From the entries below, copy each line in which the word "title" occurs.

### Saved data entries
..............................
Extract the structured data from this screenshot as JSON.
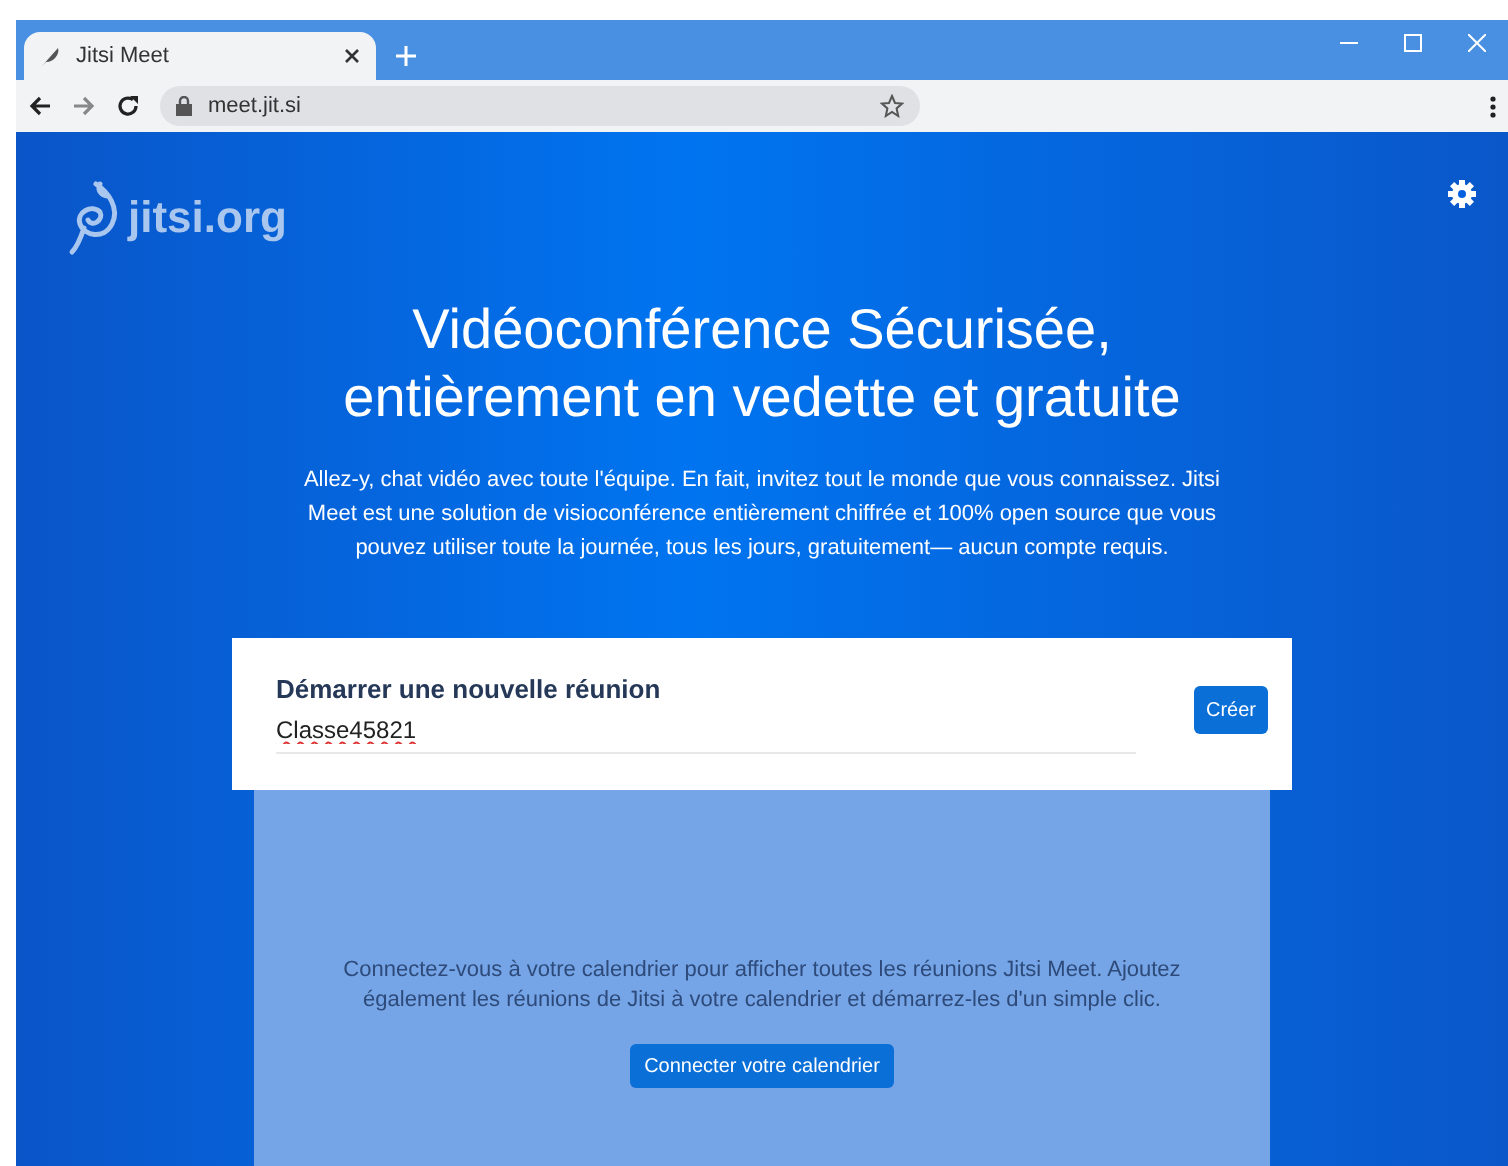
{
  "browser": {
    "tab": {
      "title": "Jitsi Meet",
      "selected": true
    },
    "address": "meet.jit.si"
  },
  "page": {
    "logo": "jitsi.org",
    "heading": "Vidéoconférence Sécurisée, entièrement en vedette et gratuite",
    "intro": "Allez-y, chat vidéo avec toute l'équipe. En fait, invitez tout le monde que vous connaissez. Jitsi Meet est une solution de visioconférence entièrement chiffrée et 100% open source que vous pouvez utiliser toute la journée, tous les jours, gratuitement— aucun compte requis.",
    "meeting": {
      "title": "Démarrer une nouvelle réunion",
      "value": "Classe45821",
      "button": "Créer"
    },
    "calendar": {
      "text": "Connectez-vous à votre calendrier pour afficher toutes les réunions Jitsi Meet. Ajoutez également les réunions de Jitsi à votre calendrier et démarrez-les d'un simple clic.",
      "button": "Connecter votre calendrier"
    }
  }
}
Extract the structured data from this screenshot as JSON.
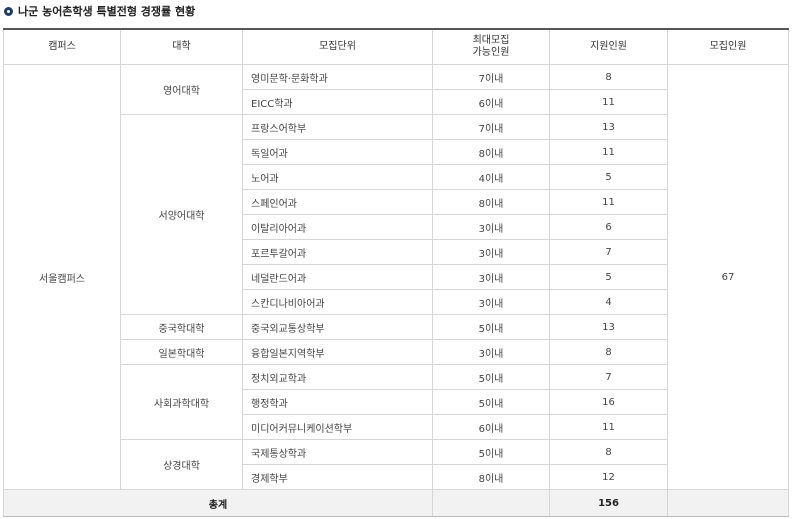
{
  "title": "나군 농어촌학생 특별전형 경쟁률 현황",
  "headers": {
    "campus": "캠퍼스",
    "college": "대학",
    "unit": "모집단위",
    "max_line1": "최대모집",
    "max_line2": "가능인원",
    "applicants": "지원인원",
    "recruit": "모집인원"
  },
  "campus": "서울캠퍼스",
  "recruit_total": "67",
  "colleges": [
    {
      "name": "영어대학",
      "units": [
        {
          "unit": "영미문학·문화학과",
          "max": "7이내",
          "applicants": "8"
        },
        {
          "unit": "EICC학과",
          "max": "6이내",
          "applicants": "11"
        }
      ]
    },
    {
      "name": "서양어대학",
      "units": [
        {
          "unit": "프랑스어학부",
          "max": "7이내",
          "applicants": "13"
        },
        {
          "unit": "독일어과",
          "max": "8이내",
          "applicants": "11"
        },
        {
          "unit": "노어과",
          "max": "4이내",
          "applicants": "5"
        },
        {
          "unit": "스페인어과",
          "max": "8이내",
          "applicants": "11"
        },
        {
          "unit": "이탈리아어과",
          "max": "3이내",
          "applicants": "6"
        },
        {
          "unit": "포르투갈어과",
          "max": "3이내",
          "applicants": "7"
        },
        {
          "unit": "네덜란드어과",
          "max": "3이내",
          "applicants": "5"
        },
        {
          "unit": "스칸디나비아어과",
          "max": "3이내",
          "applicants": "4"
        }
      ]
    },
    {
      "name": "중국학대학",
      "units": [
        {
          "unit": "중국외교통상학부",
          "max": "5이내",
          "applicants": "13"
        }
      ]
    },
    {
      "name": "일본학대학",
      "units": [
        {
          "unit": "융합일본지역학부",
          "max": "3이내",
          "applicants": "8"
        }
      ]
    },
    {
      "name": "사회과학대학",
      "units": [
        {
          "unit": "정치외교학과",
          "max": "5이내",
          "applicants": "7"
        },
        {
          "unit": "행정학과",
          "max": "5이내",
          "applicants": "16"
        },
        {
          "unit": "미디어커뮤니케이션학부",
          "max": "6이내",
          "applicants": "11"
        }
      ]
    },
    {
      "name": "상경대학",
      "units": [
        {
          "unit": "국제통상학과",
          "max": "5이내",
          "applicants": "8"
        },
        {
          "unit": "경제학부",
          "max": "8이내",
          "applicants": "12"
        }
      ]
    }
  ],
  "total": {
    "label": "총계",
    "applicants": "156"
  }
}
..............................
### FINAL ANSWER
      "title": "Jitsi Meet",
      "title": "Démarrer une nouvelle réunion",
  "title": "나군 농어촌학생 특별전형 경쟁률 현황",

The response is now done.